Seconds later I heard the crack of the bat off in the distance. The crowd got louder, then louder, and then I caught sight of the ball as it flew over the left field wall and right toward me. It came to rest on some grass about 20 yards or so from me, and even though there was nobody around, I excitedly sprinted over to grab it. As soon as the slightly dirty official International League ball was in my possession, I heard the announcer say, “That’s home run number nine for No-marrrrr Garciaparrrrrra!” Needless to say, I was psyched.

I got into the stadium for the last few innings, and showed off my new trophy to anyone that appeared even mildly interested and plenty of random people that weren’t. After the game, I waited for Garciaparra in the parking lot. He emerged from the clubhouse and signed autographs for all the fans. When he finished, I sauntered up to him to show him my ball. The conversation went something like this:
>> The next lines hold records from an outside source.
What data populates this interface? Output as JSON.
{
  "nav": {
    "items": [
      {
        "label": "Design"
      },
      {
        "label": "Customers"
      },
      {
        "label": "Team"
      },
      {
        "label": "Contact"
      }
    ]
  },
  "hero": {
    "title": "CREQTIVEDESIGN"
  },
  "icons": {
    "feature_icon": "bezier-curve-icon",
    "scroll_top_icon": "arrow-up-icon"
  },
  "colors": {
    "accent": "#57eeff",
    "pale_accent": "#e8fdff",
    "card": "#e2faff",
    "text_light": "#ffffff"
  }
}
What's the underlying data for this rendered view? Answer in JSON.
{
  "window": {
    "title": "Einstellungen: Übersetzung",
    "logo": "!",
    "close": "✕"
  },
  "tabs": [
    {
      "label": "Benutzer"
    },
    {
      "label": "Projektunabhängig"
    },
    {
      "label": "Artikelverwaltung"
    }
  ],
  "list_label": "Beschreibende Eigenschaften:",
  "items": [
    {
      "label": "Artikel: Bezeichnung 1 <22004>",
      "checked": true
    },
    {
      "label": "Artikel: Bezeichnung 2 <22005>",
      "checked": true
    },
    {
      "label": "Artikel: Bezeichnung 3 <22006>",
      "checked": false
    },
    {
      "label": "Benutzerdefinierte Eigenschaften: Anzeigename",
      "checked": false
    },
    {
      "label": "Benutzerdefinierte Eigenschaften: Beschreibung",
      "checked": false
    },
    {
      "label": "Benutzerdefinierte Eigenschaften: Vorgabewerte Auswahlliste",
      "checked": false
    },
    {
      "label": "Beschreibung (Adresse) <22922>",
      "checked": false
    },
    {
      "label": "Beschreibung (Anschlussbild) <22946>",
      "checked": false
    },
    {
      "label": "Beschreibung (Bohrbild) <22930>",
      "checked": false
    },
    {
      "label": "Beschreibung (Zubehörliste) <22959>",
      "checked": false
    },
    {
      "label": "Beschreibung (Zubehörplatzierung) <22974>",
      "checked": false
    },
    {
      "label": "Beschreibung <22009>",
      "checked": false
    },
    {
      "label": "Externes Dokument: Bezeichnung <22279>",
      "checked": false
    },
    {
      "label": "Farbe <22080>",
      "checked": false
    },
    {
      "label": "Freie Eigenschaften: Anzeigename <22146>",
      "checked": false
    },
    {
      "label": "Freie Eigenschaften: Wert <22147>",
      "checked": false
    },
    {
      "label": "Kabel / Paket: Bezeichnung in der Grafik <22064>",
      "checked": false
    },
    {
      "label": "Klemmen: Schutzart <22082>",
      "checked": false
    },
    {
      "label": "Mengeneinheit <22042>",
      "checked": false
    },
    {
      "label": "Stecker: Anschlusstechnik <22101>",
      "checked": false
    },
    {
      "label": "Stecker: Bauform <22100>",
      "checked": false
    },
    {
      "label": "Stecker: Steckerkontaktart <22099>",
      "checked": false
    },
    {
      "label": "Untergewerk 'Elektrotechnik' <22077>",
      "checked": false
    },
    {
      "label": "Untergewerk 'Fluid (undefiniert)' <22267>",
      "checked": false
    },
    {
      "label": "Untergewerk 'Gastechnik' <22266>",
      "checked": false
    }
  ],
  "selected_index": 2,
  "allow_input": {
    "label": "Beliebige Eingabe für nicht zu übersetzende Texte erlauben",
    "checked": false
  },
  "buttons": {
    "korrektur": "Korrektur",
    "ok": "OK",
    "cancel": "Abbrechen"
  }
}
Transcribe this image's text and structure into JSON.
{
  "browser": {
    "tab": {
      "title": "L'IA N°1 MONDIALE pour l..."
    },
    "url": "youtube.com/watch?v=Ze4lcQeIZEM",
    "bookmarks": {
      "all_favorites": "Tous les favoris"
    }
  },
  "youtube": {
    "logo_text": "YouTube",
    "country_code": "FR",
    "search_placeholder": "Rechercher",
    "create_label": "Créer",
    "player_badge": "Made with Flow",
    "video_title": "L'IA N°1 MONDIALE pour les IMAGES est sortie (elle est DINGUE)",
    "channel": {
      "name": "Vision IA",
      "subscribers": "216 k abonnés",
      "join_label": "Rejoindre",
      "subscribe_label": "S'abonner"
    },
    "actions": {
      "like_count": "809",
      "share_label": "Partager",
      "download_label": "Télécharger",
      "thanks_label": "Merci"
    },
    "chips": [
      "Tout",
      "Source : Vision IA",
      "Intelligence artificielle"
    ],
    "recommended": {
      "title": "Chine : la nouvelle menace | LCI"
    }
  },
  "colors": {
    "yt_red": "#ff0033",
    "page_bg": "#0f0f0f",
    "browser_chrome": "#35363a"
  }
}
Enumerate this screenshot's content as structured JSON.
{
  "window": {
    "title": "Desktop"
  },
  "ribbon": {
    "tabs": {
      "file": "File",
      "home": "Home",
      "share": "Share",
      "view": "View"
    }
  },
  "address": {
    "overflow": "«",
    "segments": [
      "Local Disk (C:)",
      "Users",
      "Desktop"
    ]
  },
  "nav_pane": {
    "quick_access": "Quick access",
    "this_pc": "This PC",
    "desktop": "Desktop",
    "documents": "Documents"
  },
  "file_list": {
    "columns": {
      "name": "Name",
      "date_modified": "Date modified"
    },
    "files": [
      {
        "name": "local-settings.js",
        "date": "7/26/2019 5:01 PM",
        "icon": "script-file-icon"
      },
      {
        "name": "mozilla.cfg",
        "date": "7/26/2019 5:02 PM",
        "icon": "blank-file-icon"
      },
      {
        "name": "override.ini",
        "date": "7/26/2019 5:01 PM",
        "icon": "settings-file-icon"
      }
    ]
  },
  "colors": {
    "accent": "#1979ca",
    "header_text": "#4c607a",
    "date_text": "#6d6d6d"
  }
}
Me: “Hey Nomar, this is your home run ball from earlier.”

Nomar: “No kidding. How’d you get that?”

Me: “I was grabbing a bit to eat at The Right Spot. It came right to me.”

Nomar: “Cool.”

Garciaparra then took the ball from me, found the sweet spot and signed his name. Underneath it he wrote “HR #9, 7-29-96.” Getting the home run ball was awesome. Getting it signed was even better. But the inscription? That was something else altogether. That made it one-of-a-kind.

When Nomar achieved superstardom a few years later, that ball became my prized possession. I got a specialized baseball holder for it and put it on display in my room. One time I took it to the local baseball card and memorabilia store, just to show it off, and got offered $200 for it. I laughed, disgusted at the lowball offer. How much would a minor league Nomar home run ball be worth when he hit .400 in a season or was inducted into the Hall of Fame, I asked rhetorically. No thanks!

Needless to say, I wouldn’t be getting anywhere near $200 for that ball now. Nomar has settled in to the major league version of mediocrity, and will be hard-pressed to so much as play in another All-Star Game, much less make the Hall of Fame. Once a hero in Boston, he now plays his games for the Los Angeles Dodgers after all but the drunks and night-shift workers in Boston are in bed, and is only mentioned around Fenway Park when someone wears an out-dated Sox jersey with his name on the back. But you know what? I’m glad I still have that ball. It might not be worth all that much nowadays, but - and this might sound cheesy - the memories are priceless. For a time, Garciaparra was, in my mind anyway, the greatest player ever, and that ball gave me a connection to him. At this point it looks a little out of place in my TV room, next to an autographed photo of Ferguson Jenkins and not far from a Hank Aaron signed bat and signed photos of Carl Yastrzemski and Willie Mays, but whenever someone asks about it, it makes for a heck of a feel-good story.

Jay LeBlanc is an assistant news editor at The Washington Times and Mayor of the National Pastime web community. His Prospect Q&A column runs every Monday and Thursday throughout the season. He can be reached at

Photo by The Associated Press